> _Web page and app entries_
————————

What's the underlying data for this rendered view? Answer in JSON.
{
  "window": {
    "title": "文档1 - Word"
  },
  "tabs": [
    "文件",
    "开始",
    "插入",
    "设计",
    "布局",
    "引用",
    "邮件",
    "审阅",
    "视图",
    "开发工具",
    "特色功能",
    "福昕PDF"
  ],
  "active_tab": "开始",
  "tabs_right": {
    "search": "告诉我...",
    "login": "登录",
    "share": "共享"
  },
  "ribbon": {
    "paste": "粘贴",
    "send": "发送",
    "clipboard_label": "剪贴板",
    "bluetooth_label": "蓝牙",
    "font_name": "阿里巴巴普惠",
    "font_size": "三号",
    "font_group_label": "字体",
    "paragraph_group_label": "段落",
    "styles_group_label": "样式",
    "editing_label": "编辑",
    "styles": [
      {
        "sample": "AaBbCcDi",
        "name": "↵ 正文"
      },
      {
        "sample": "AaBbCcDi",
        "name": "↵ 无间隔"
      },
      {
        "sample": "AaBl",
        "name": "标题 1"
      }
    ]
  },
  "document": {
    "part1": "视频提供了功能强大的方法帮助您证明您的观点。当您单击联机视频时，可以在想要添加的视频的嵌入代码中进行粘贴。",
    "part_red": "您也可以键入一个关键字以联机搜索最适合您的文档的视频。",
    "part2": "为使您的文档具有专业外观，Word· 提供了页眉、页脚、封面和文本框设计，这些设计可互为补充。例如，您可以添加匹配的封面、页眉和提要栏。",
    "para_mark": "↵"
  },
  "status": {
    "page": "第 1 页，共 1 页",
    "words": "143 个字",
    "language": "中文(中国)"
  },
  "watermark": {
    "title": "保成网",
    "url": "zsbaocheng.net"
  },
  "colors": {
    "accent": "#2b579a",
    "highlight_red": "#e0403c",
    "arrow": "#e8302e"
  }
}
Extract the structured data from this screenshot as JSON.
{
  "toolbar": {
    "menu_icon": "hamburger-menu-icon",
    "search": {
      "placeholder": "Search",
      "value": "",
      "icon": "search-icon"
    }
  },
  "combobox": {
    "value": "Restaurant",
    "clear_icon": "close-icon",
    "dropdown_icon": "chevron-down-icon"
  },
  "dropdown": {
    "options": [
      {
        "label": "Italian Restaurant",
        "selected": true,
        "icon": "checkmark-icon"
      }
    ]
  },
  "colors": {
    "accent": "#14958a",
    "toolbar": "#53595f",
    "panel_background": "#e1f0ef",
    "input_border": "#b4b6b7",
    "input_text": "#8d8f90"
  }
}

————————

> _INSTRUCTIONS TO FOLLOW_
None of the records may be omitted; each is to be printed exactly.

> _RESPONSE BELOW_
What's the underlying data for this rendered view? Answer in JSON.
{
  "window": {
    "title": "文档1 - Word"
  },
  "tabs": [
    "文件",
    "开始",
    "插入",
    "设计",
    "布局",
    "引用",
    "邮件",
    "审阅",
    "视图",
    "开发工具",
    "特色功能",
    "福昕PDF"
  ],
  "active_tab": "开始",
  "tabs_right": {
    "search": "告诉我...",
    "login": "登录",
    "share": "共享"
  },
  "ribbon": {
    "paste": "粘贴",
    "send": "发送",
    "clipboard_label": "剪贴板",
    "bluetooth_label": "蓝牙",
    "font_name": "阿里巴巴普惠",
    "font_size": "三号",
    "font_group_label": "字体",
    "paragraph_group_label": "段落",
    "styles_group_label": "样式",
    "editing_label": "编辑",
    "styles": [
      {
        "sample": "AaBbCcDi",
        "name": "↵ 正文"
      },
      {
        "sample": "AaBbCcDi",
        "name": "↵ 无间隔"
      },
      {
        "sample": "AaBl",
        "name": "标题 1"
      }
    ]
  },
  "document": {
    "part1": "视频提供了功能强大的方法帮助您证明您的观点。当您单击联机视频时，可以在想要添加的视频的嵌入代码中进行粘贴。",
    "part_red": "您也可以键入一个关键字以联机搜索最适合您的文档的视频。",
    "part2": "为使您的文档具有专业外观，Word· 提供了页眉、页脚、封面和文本框设计，这些设计可互为补充。例如，您可以添加匹配的封面、页眉和提要栏。",
    "para_mark": "↵"
  },
  "status": {
    "page": "第 1 页，共 1 页",
    "words": "143 个字",
    "language": "中文(中国)"
  },
  "watermark": {
    "title": "保成网",
    "url": "zsbaocheng.net"
  },
  "colors": {
    "accent": "#2b579a",
    "highlight_red": "#e0403c",
    "arrow": "#e8302e"
  }
}
Extract the structured data from this screenshot as JSON.
{
  "toolbar": {
    "menu_icon": "hamburger-menu-icon",
    "search": {
      "placeholder": "Search",
      "value": "",
      "icon": "search-icon"
    }
  },
  "combobox": {
    "value": "Restaurant",
    "clear_icon": "close-icon",
    "dropdown_icon": "chevron-down-icon"
  },
  "dropdown": {
    "options": [
      {
        "label": "Italian Restaurant",
        "selected": true,
        "icon": "checkmark-icon"
      }
    ]
  },
  "colors": {
    "accent": "#14958a",
    "toolbar": "#53595f",
    "panel_background": "#e1f0ef",
    "input_border": "#b4b6b7",
    "input_text": "#8d8f90"
  }
}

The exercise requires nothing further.